Art & Entertainment | Book Reviews | Education | Entertainment Video | Health | Lifestyle | Sport | Sport Video | Search

 

Humour, hip hop and high jinks on Triangle TV


Humour, hip hop and high jinks on Triangle Television

They are funny, musical and very, very cool – they are the Kila Kokonut Krew and they are making their television debut on Triangle Television at 9.30pm on March 27.

The Krew’s 13 members are packing the half-hour weekly show with live performances, hip hop, comedy skits, arts reviews, give-aways and interviews.

Comprising Pacific Island MCs, actors, dancers, musicians based in South Auckland, Kila Kokonut Krew has grown over the past 10 years from its beginnings as a group of four New Zealand Drama School (NZDS) graduates.

Krew spokesman actor/director Vela Manusaute, one of the original members, says the 13 Krew members – aged between 18 and 34 “and all good looking” – will take turns in presenting the 14 weekly episodes.

“New Zealand has not seen anything like it.”

Manusaute is used to breaking new ground.
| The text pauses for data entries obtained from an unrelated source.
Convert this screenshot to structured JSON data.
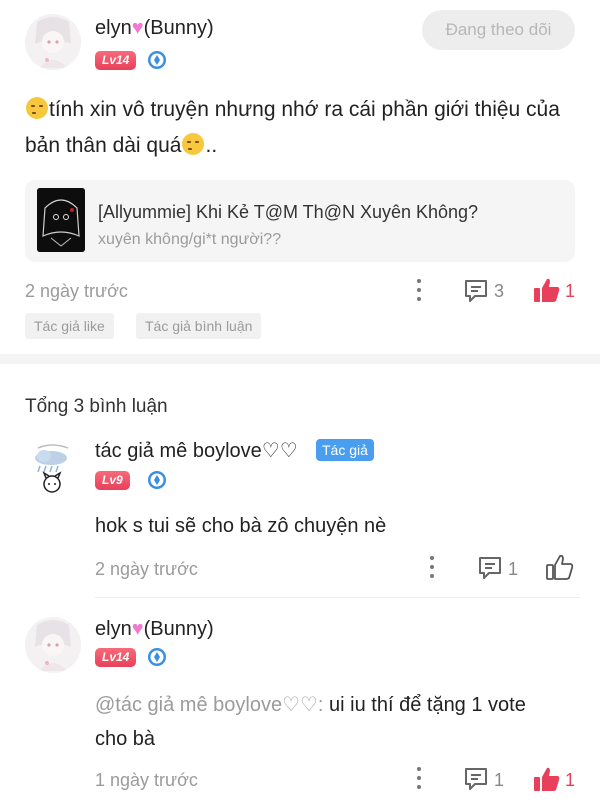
{
  "post": {
    "username": "elyn",
    "username_suffix": "(Bunny)",
    "level": "Lv14",
    "follow_label": "Đang theo dõi",
    "text_part1": "tính xin vô truyện nhưng nhớ ra cái phần giới thiệu của bản thân dài quá",
    "text_part2": "..",
    "story_title": "[Allyummie] Khi Kẻ T@M Th@N Xuyên Không?",
    "story_tags": "xuyên không/gi*t người??",
    "time": "2 ngày trước",
    "comment_count": "3",
    "like_count": "1",
    "tags": [
      "Tác giả like",
      "Tác giả bình luận"
    ]
  },
  "comments_header": "Tổng 3 bình luận",
  "comments": [
    {
      "username": "tác giả mê boylove♡♡",
      "author_badge": "Tác giả",
      "level": "Lv9",
      "text": "hok s tui sẽ cho bà zô chuyện nè",
      "time": "2 ngày trước",
      "reply_count": "1"
    },
    {
      "username": "elyn",
      "username_suffix": "(Bunny)",
      "level": "Lv14",
      "mention": "@tác giả mê boylove♡♡:",
      "text_line1": " ui iu thí để tặng 1 vote",
      "text_line2": "cho bà",
      "time": "1 ngày trước",
      "reply_count": "1",
      "like_count": "1"
    }
  ],
  "colors": {
    "accent_like": "#e8405a",
    "level_badge": "#f0566e",
    "author_badge": "#4a9ef0",
    "muted_text": "#9b9b9b"
  }
}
He was one of the first Nuiean-Samoans to study at NZDS, and he has spent the past five years writing original material for ‘The Brownies’, a comedy duo he is one half of.

He was a finalist in the outstanding new playwright category of the 2004 Chapman Tripp Theatre Awards for his play ‘Taro King’, which was performed in Wellington and Auckland. And now the KKK cast is working towards presenting ‘Playaz Night’ for Auckland’s international comedy festival later this year.

“Kila in Samoan means ‘it’s the bomb’,” says Manusaute.

The Kila Kokonut Krew has written and pre-recorded some aspects of the new show over the past six months.

“We always watch Triangle Television because it’s truly a community channel – and we approached them with our ideas for the programme.

“It’s an opportunity to do what we want to do.”

Triangle Television is Auckland's only regional, non-commercial television station and has operated as a public broadcaster to Greater Auckland since August 1, 1998. The channel screens a mix of regional-access television with international news and information programmes. It is non-profit making and operates with no funding from NZ on Air. Triangle broadcasts 24 hours daily from UHF channel 41 and, in Remuera and surrounding suburbs, from UHF channel 52.


© Scoop Media

 
 
 
Culture Headlines | Health Headlines | Education Headlines

 

Reuben Moss' Property is Theft! & Kaitani at The Physics Room

Property is Theft! continues Moss’ interest in the contemporary urban environment as a space controlled by pulsing and unequal flows of capital and labour. Kaitani features work by the University of Canterbury Fijian Students Association and Kulimoe’anga Stone Maka. More>>


Handcrafted Form: Rare Treasures From Japan

This unique exhibition at Expressions Whirinaki represents 90 everyday objects made by contemporary Japanese artisans who employ various traditional craft techniques made in regional workshops. The works used in daily life are crafted from raw materials with techniques appropriate to bringing out the best of its medium, balancing ease of use with aesthetic appeal. More>>

Howard Davis Article: A Musical Axis - Brahms, Wagner, Sibelius

Brahms' warm and exquisitely subtle Symphony No. 3 in F major, Wagner's irrepressibly sentimental symphonic poem Siegfried Idyll, and Sibelius' chilling and immensely challenging Violin Concerto in D minor exemplify distinct stages of development in a tangled and convoluted series of skirmishes that came to define subsequent disputes about the nature of post-Romantic orchestral writing well into the following century. More>>

Scoop Review Of Books: A Pale Ghost Writer

Reviewed by Ruth Brassington, Richard Flanagan's new novel is about a novelist hastily ghost-writing the biography of a crook about to go to trial. The reader is kept on a cliff-edge, as the narrator tries to get blood out of his stone man. More>>

New Zealand Wars Commemoration: Witi Ihimaera's Sleeps Standing Moetū

The second of several articles to mark Rā Maumahara, remembering the New Zealand Land Wars. The first was a Q&A with Vincent O’Malley, author of The Great War for New Zealand: Waikato 1800–2000. More>>

ALSO:

 
 
 
 
 

LATEST HEADLINES

  • CULTURE
  • HEALTH
  • EDUCATION
 
 
  • Wellington
  • Christchurch
  • Auckland